Not any time soon, if Rick’s diary is anything to go by. He’s currently emailing music back and forth with Jon Anderson and Trevor Rabin (“When my engineer heard it he immediately said: ‘That sounds like Yes’”). The trio are due to tour soon with an as-yet unnamed drummer. Before then, though, there are orchestral scores to be finished for the King Arthur show. Wakeman is bracing himself for 18-hour working days, but promises he’ll remember to sleep and eat this time.

“If I’m brutally honest, that’s when I’m at my happiest – on stage,” he says. “Walking out there knowing all the pieces of the jigsaw are in place, and you can finally see the big picture.” He looks knackered, but happy.

Surrounded by photographs of singers, actors, comedians and one Hollywood hearthrob’s disembodied head, Rick Wakeman couldn’t be in better company. As he drives off to Sheffield for that after-dinner engagement, it’s clear he lives for that old truism: the show must go on. After all, it’s in his blood.

Neil Crossland at Stagewear Unlimited.

Neil Crossland at Stagewear Unlimited. (Image credit: Kevin Nixon)


Stagewear Unlimited: threads makers to the stars.

Neil Crossland has been in showbusiness since the age of seven. He toured in groups in the 60s before forming Stagewear Unlimited in 1975. Crossland spotted a gap in the market – and decided to fill it.

“When I was playing the clubs there was nowhere to get outfits made,” he says. “You’d see a jacket you liked in a shop, but they’d only have one or two of them – and if you’re playing in a group you might need four or five.”

Crossland and his “team of ladies” manufacture their bespoke outfits in Stagewear’s HQ in a converted church hall in a village near Doncaster in Yorkshire. They don’t advertise – they don’t need to, their reputation has spread by word of mouth, from the northern club circuit to comedians and game-show hosts in the 70s and 80s (Little And Large, The Grumbleweeds, Charlie Williams, Jimmy Cricket), to pop stars, including Michael Jackson and Oasis, and corporate clients including ITV, P&O Ferries and Warner holiday camps.

Rick Wakeman discovered Stagewear Unlimited 20 years ago, through former Coronation Street actor Johnny Leeze. “Rick liked Johnny’s jacket and he passed my number on,” Crossland explains.

Wakeman had been booked to host the TV comedy show Live From Jongleur’s, and needed a different jacket for every show. Since then Stagewear Unlimited have met most of his sartorial needs. “He reckons I’ve made him eighty-two jackets and half-a-dozen capes,” says Crossland.

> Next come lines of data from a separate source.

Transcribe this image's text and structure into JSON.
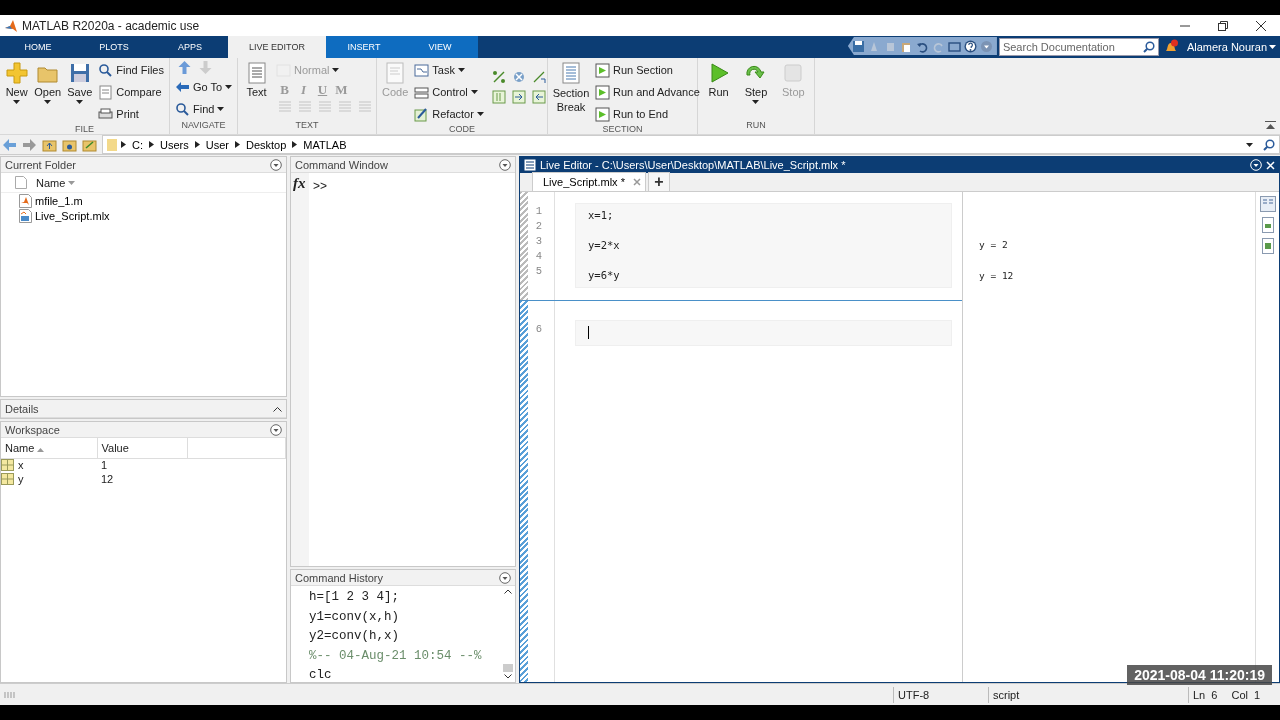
{
  "window": {
    "title": "MATLAB R2020a - academic use"
  },
  "ribbon": {
    "tabs": [
      {
        "label": "HOME",
        "selected": false,
        "kind": "standard"
      },
      {
        "label": "PLOTS",
        "selected": false,
        "kind": "standard"
      },
      {
        "label": "APPS",
        "selected": false,
        "kind": "standard"
      },
      {
        "label": "LIVE EDITOR",
        "selected": true,
        "kind": "contextual"
      },
      {
        "label": "INSERT",
        "selected": false,
        "kind": "contextual"
      },
      {
        "label": "VIEW",
        "selected": false,
        "kind": "contextual"
      }
    ],
    "search": {
      "placeholder": "Search Documentation"
    },
    "user": "Alamera Nouran",
    "sections": [
      {
        "title": "FILE",
        "items": [
          {
            "kind": "large",
            "label": "New",
            "dropdown": true,
            "disabled": false
          },
          {
            "kind": "large",
            "label": "Open",
            "dropdown": true,
            "disabled": false
          },
          {
            "kind": "large",
            "label": "Save",
            "dropdown": true,
            "disabled": false
          },
          {
            "kind": "small",
            "label": "Find Files",
            "dropdown": false,
            "disabled": false
          },
          {
            "kind": "small",
            "label": "Compare",
            "dropdown": false,
            "disabled": false
          },
          {
            "kind": "small",
            "label": "Print",
            "dropdown": false,
            "disabled": false
          }
        ]
      },
      {
        "title": "NAVIGATE",
        "items": [
          {
            "kind": "arrows"
          },
          {
            "kind": "small",
            "label": "Go To",
            "dropdown": true,
            "disabled": false
          },
          {
            "kind": "small",
            "label": "Find",
            "dropdown": true,
            "disabled": false
          }
        ]
      },
      {
        "title": "TEXT",
        "items": [
          {
            "kind": "large",
            "label": "Text",
            "dropdown": false,
            "disabled": false
          },
          {
            "kind": "small",
            "label": "Normal",
            "dropdown": true,
            "disabled": true
          },
          {
            "kind": "format",
            "letters": [
              "B",
              "I",
              "U",
              "M"
            ],
            "disabled": true
          },
          {
            "kind": "lists"
          }
        ]
      },
      {
        "title": "CODE",
        "items": [
          {
            "kind": "large",
            "label": "Code",
            "dropdown": false,
            "disabled": true
          },
          {
            "kind": "small",
            "label": "Task",
            "dropdown": true,
            "disabled": false
          },
          {
            "kind": "small",
            "label": "Control",
            "dropdown": true,
            "disabled": false
          },
          {
            "kind": "small",
            "label": "Refactor",
            "dropdown": true,
            "disabled": false
          },
          {
            "kind": "codegrid"
          }
        ]
      },
      {
        "title": "SECTION",
        "items": [
          {
            "kind": "large",
            "label": "Section Break",
            "dropdown": false,
            "disabled": false
          },
          {
            "kind": "small",
            "label": "Run Section",
            "dropdown": false,
            "disabled": false
          },
          {
            "kind": "small",
            "label": "Run and Advance",
            "dropdown": false,
            "disabled": false
          },
          {
            "kind": "small",
            "label": "Run to End",
            "dropdown": false,
            "disabled": false
          }
        ]
      },
      {
        "title": "RUN",
        "items": [
          {
            "kind": "large",
            "label": "Run",
            "dropdown": false,
            "disabled": false
          },
          {
            "kind": "large",
            "label": "Step",
            "dropdown": true,
            "disabled": false
          },
          {
            "kind": "large",
            "label": "Stop",
            "dropdown": false,
            "disabled": true
          }
        ]
      }
    ]
  },
  "address": {
    "path": [
      "C:",
      "Users",
      "User",
      "Desktop",
      "MATLAB"
    ]
  },
  "current_folder": {
    "title": "Current Folder",
    "column": "Name",
    "files": [
      {
        "name": "mfile_1.m",
        "kind": "m"
      },
      {
        "name": "Live_Script.mlx",
        "kind": "mlx"
      }
    ]
  },
  "details": {
    "title": "Details"
  },
  "workspace": {
    "title": "Workspace",
    "columns": [
      "Name",
      "Value"
    ],
    "rows": [
      {
        "name": "x",
        "value": "1"
      },
      {
        "name": "y",
        "value": "12"
      }
    ]
  },
  "command_window": {
    "title": "Command Window",
    "fx": "fx",
    "prompt": ">>"
  },
  "command_history": {
    "title": "Command History",
    "entries": [
      {
        "text": "h=[1 2 3 4];",
        "kind": "command"
      },
      {
        "text": "y1=conv(x,h)",
        "kind": "command"
      },
      {
        "text": "y2=conv(h,x)",
        "kind": "command"
      },
      {
        "text": "%-- 04-Aug-21 10:54 --%",
        "kind": "separator"
      },
      {
        "text": "clc",
        "kind": "command"
      }
    ]
  },
  "live_editor": {
    "title": "Live Editor - C:\\Users\\User\\Desktop\\MATLAB\\Live_Script.mlx *",
    "tabs": [
      {
        "label": "Live_Script.mlx *",
        "selected": true
      }
    ],
    "add_tab": "+",
    "sections": [
      {
        "lines": [
          {
            "number": "1",
            "code": "x=1;"
          },
          {
            "number": "2"
          },
          {
            "number": "3",
            "code": "y=2*x"
          },
          {
            "number": "4"
          },
          {
            "number": "5",
            "code": "y=6*y"
          }
        ]
      },
      {
        "lines": [
          {
            "number": "6"
          }
        ]
      }
    ],
    "outputs": [
      "y = 2",
      "y = 12"
    ]
  },
  "status_bar": {
    "encoding": "UTF-8",
    "file_type": "script",
    "line": "Ln  6",
    "column": "Col  1"
  },
  "overlay": {
    "timestamp": "2021-08-04 11:20:19"
  }
}
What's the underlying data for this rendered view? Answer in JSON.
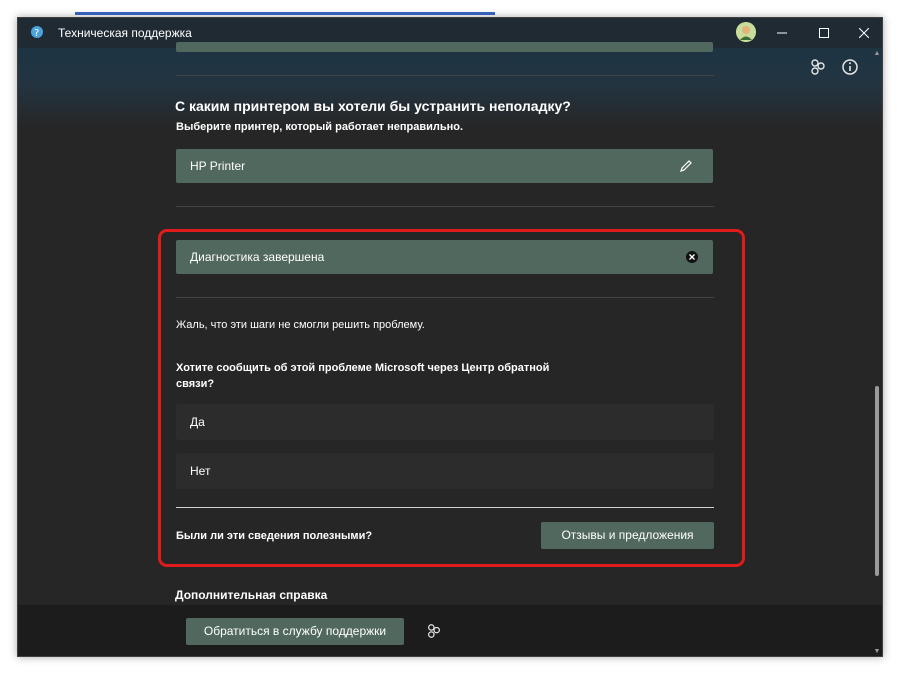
{
  "window": {
    "title": "Техническая поддержка"
  },
  "printer_section": {
    "question": "С каким принтером вы хотели бы устранить неполадку?",
    "hint": "Выберите принтер, который работает неправильно.",
    "selected_printer": "HP Printer"
  },
  "diagnostics": {
    "status": "Диагностика завершена",
    "message": "Жаль, что эти шаги не смогли решить проблему.",
    "feedback_question": "Хотите сообщить об этой проблеме Microsoft через Центр обратной связи?",
    "options": [
      "Да",
      "Нет"
    ],
    "helpful_question": "Были ли эти сведения полезными?",
    "feedback_button": "Отзывы и предложения"
  },
  "more_help": {
    "heading": "Дополнительная справка"
  },
  "footer": {
    "contact_button": "Обратиться в службу поддержки"
  },
  "colors": {
    "accent_field": "#51685f",
    "highlight_frame": "#e01b1b",
    "background": "#262626"
  }
}
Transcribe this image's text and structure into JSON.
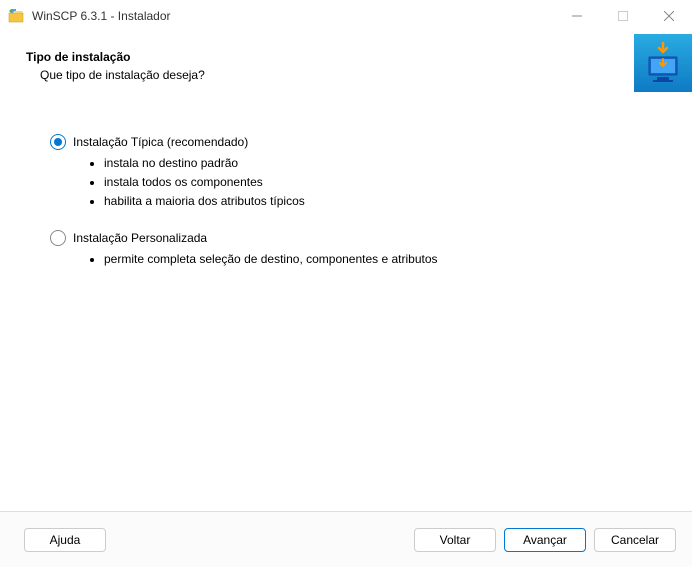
{
  "window": {
    "title": "WinSCP 6.3.1 - Instalador"
  },
  "page": {
    "title": "Tipo de instalação",
    "subtitle": "Que tipo de instalação deseja?"
  },
  "options": {
    "typical": {
      "label": "Instalação Típica (recomendado)",
      "selected": true,
      "bullets": [
        "instala no destino padrão",
        "instala todos os componentes",
        "habilita a maioria dos atributos típicos"
      ]
    },
    "custom": {
      "label": "Instalação Personalizada",
      "selected": false,
      "bullets": [
        "permite completa seleção de destino, componentes e atributos"
      ]
    }
  },
  "footer": {
    "help": "Ajuda",
    "back": "Voltar",
    "next": "Avançar",
    "cancel": "Cancelar"
  }
}
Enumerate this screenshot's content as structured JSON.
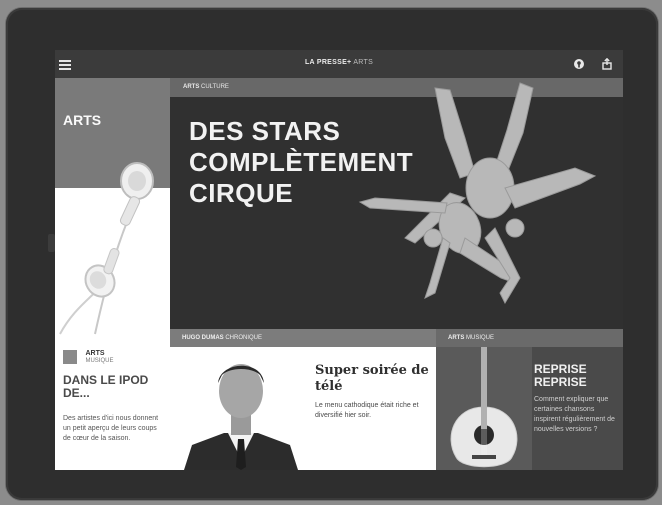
{
  "topbar": {
    "brand_bold": "LA PRESSE+",
    "brand_section": "ARTS",
    "menu_icon": "hamburger-icon",
    "icons": [
      "settings-icon",
      "share-icon"
    ]
  },
  "left": {
    "section": "ARTS",
    "tag_section": "ARTS",
    "tag_sub": "MUSIQUE",
    "title": "DANS LE IPOD DE...",
    "desc": "Des artistes d'ici nous donnent un petit aperçu de leurs coups de cœur de la saison."
  },
  "hero": {
    "tag_section": "ARTS",
    "tag_sub": "CULTURE",
    "title": "DES STARS COMPLÈTEMENT CIRQUE"
  },
  "card_mid": {
    "tag_author": "HUGO DUMAS",
    "tag_sub": "CHRONIQUE",
    "title": "Super soirée de télé",
    "desc": "Le menu cathodique était riche et diversifié hier soir."
  },
  "card_right": {
    "tag_section": "ARTS",
    "tag_sub": "MUSIQUE",
    "title": "REPRISE REPRISE",
    "desc": "Comment expliquer que certaines chansons inspirent régulièrement de nouvelles versions ?"
  }
}
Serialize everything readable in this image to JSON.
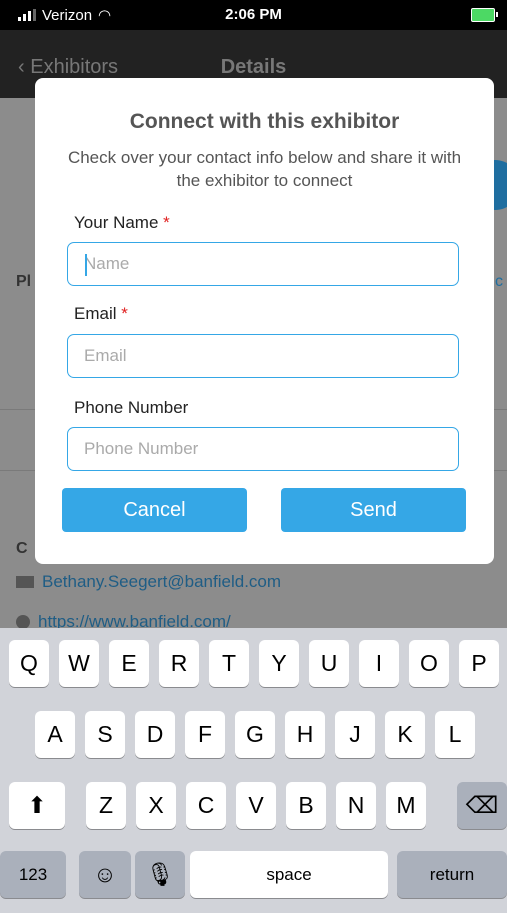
{
  "status_bar": {
    "carrier": "Verizon",
    "time": "2:06 PM"
  },
  "nav": {
    "back_label": "Exhibitors",
    "title": "Details"
  },
  "background": {
    "section_label_1": "Pl",
    "section_label_2": "C",
    "right_fragment": "c",
    "email": "Bethany.Seegert@banfield.com",
    "website": "https://www.banfield.com/"
  },
  "modal": {
    "title": "Connect with this exhibitor",
    "subtitle": "Check over your contact info below and share it with the exhibitor to connect",
    "name_label": "Your Name",
    "name_placeholder": "Name",
    "email_label": "Email",
    "email_placeholder": "Email",
    "phone_label": "Phone Number",
    "phone_placeholder": "Phone Number",
    "required_mark": "*",
    "cancel_label": "Cancel",
    "send_label": "Send"
  },
  "keyboard": {
    "row1": [
      "Q",
      "W",
      "E",
      "R",
      "T",
      "Y",
      "U",
      "I",
      "O",
      "P"
    ],
    "row2": [
      "A",
      "S",
      "D",
      "F",
      "G",
      "H",
      "J",
      "K",
      "L"
    ],
    "row3": [
      "Z",
      "X",
      "C",
      "V",
      "B",
      "N",
      "M"
    ],
    "num_label": "123",
    "space_label": "space",
    "return_label": "return"
  }
}
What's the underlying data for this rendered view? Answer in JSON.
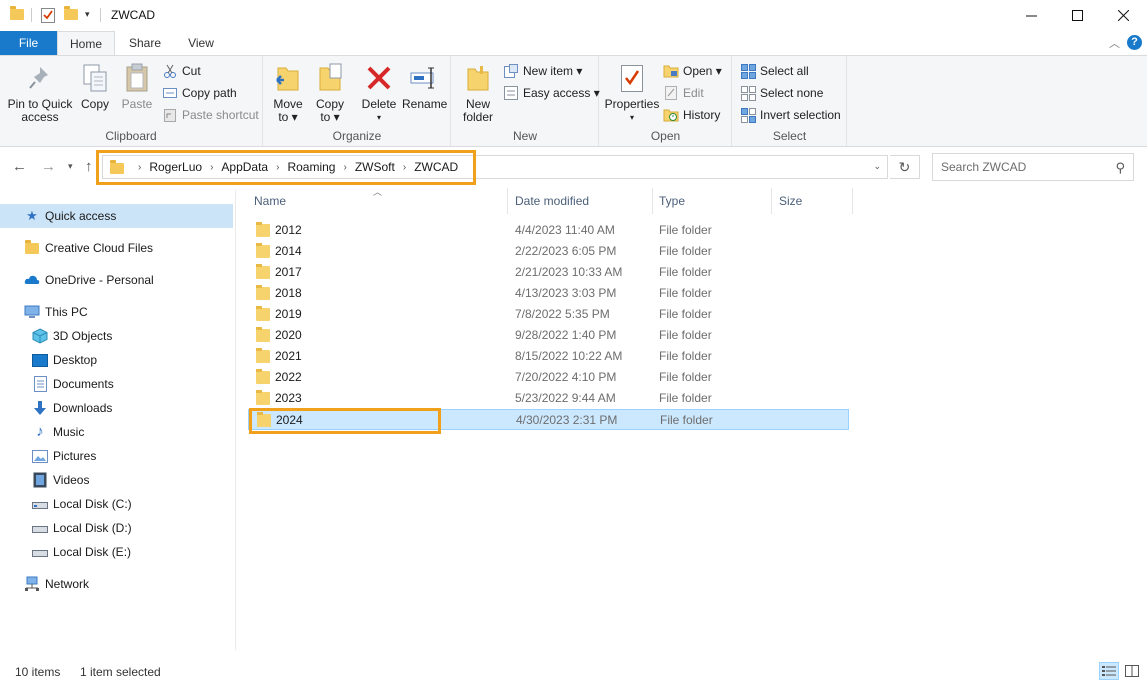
{
  "window": {
    "title": "ZWCAD",
    "controls": [
      "minimize",
      "maximize",
      "close"
    ]
  },
  "ribbon_tabs": [
    {
      "label": "File"
    },
    {
      "label": "Home"
    },
    {
      "label": "Share"
    },
    {
      "label": "View"
    }
  ],
  "ribbon": {
    "clipboard": {
      "label": "Clipboard",
      "pin_label_1": "Pin to Quick",
      "pin_label_2": "access",
      "copy_label": "Copy",
      "paste_label": "Paste",
      "cut_label": "Cut",
      "copy_path_label": "Copy path",
      "paste_shortcut_label": "Paste shortcut"
    },
    "organize": {
      "label": "Organize",
      "move_label_1": "Move",
      "move_label_2": "to ▾",
      "copy_label_1": "Copy",
      "copy_label_2": "to ▾",
      "delete_label": "Delete",
      "delete_arrow": "▾",
      "rename_label": "Rename"
    },
    "new": {
      "label": "New",
      "new_folder_label_1": "New",
      "new_folder_label_2": "folder",
      "new_item_label": "New item ▾",
      "easy_access_label": "Easy access ▾"
    },
    "open": {
      "label": "Open",
      "properties_label": "Properties",
      "properties_arrow": "▾",
      "open_label": "Open ▾",
      "edit_label": "Edit",
      "history_label": "History"
    },
    "select": {
      "label": "Select",
      "select_all_label": "Select all",
      "select_none_label": "Select none",
      "invert_label": "Invert selection"
    }
  },
  "address": {
    "crumbs": [
      "RogerLuo",
      "AppData",
      "Roaming",
      "ZWSoft",
      "ZWCAD"
    ],
    "search_placeholder": "Search ZWCAD"
  },
  "sidebar": {
    "quick_access": "Quick access",
    "creative_cloud": "Creative Cloud Files",
    "onedrive": "OneDrive - Personal",
    "this_pc": "This PC",
    "objects3d": "3D Objects",
    "desktop": "Desktop",
    "documents": "Documents",
    "downloads": "Downloads",
    "music": "Music",
    "pictures": "Pictures",
    "videos": "Videos",
    "disk_c": "Local Disk (C:)",
    "disk_d": "Local Disk (D:)",
    "disk_e": "Local Disk (E:)",
    "network": "Network"
  },
  "columns": {
    "name": "Name",
    "date": "Date modified",
    "type": "Type",
    "size": "Size"
  },
  "files": [
    {
      "name": "2012",
      "date": "4/4/2023 11:40 AM",
      "type": "File folder"
    },
    {
      "name": "2014",
      "date": "2/22/2023 6:05 PM",
      "type": "File folder"
    },
    {
      "name": "2017",
      "date": "2/21/2023 10:33 AM",
      "type": "File folder"
    },
    {
      "name": "2018",
      "date": "4/13/2023 3:03 PM",
      "type": "File folder"
    },
    {
      "name": "2019",
      "date": "7/8/2022 5:35 PM",
      "type": "File folder"
    },
    {
      "name": "2020",
      "date": "9/28/2022 1:40 PM",
      "type": "File folder"
    },
    {
      "name": "2021",
      "date": "8/15/2022 10:22 AM",
      "type": "File folder"
    },
    {
      "name": "2022",
      "date": "7/20/2022 4:10 PM",
      "type": "File folder"
    },
    {
      "name": "2023",
      "date": "5/23/2022 9:44 AM",
      "type": "File folder"
    },
    {
      "name": "2024",
      "date": "4/30/2023 2:31 PM",
      "type": "File folder",
      "selected": true
    }
  ],
  "status": {
    "count": "10 items",
    "selected": "1 item selected"
  },
  "colors": {
    "accent": "#1979ca",
    "highlight": "#f0a01a",
    "selection": "#cce8ff",
    "folder": "#f7d36e"
  }
}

Is Rick a difficult customer? “Not at all,” he says, laughing. “The great thing about Rick Wakeman is any stupid jacket, he’ll wear it. Rick will wear anything.”

Mark Blake

Mark Blake is a music journalist and author. His work has appeared in The Times and The Daily Telegraph, and the magazines Q, Mojo, Classic Rock, Music Week and Prog. He is the author of Pigs Might Fly: The Inside Story of Pink Floyd, Is This the Real Life: The Untold Story of Queen, Magnifico! The A–Z Of Queen, Peter Grant, The Story Of Rock's Greatest Manager and Pretend You're in a War: The Who & The Sixties.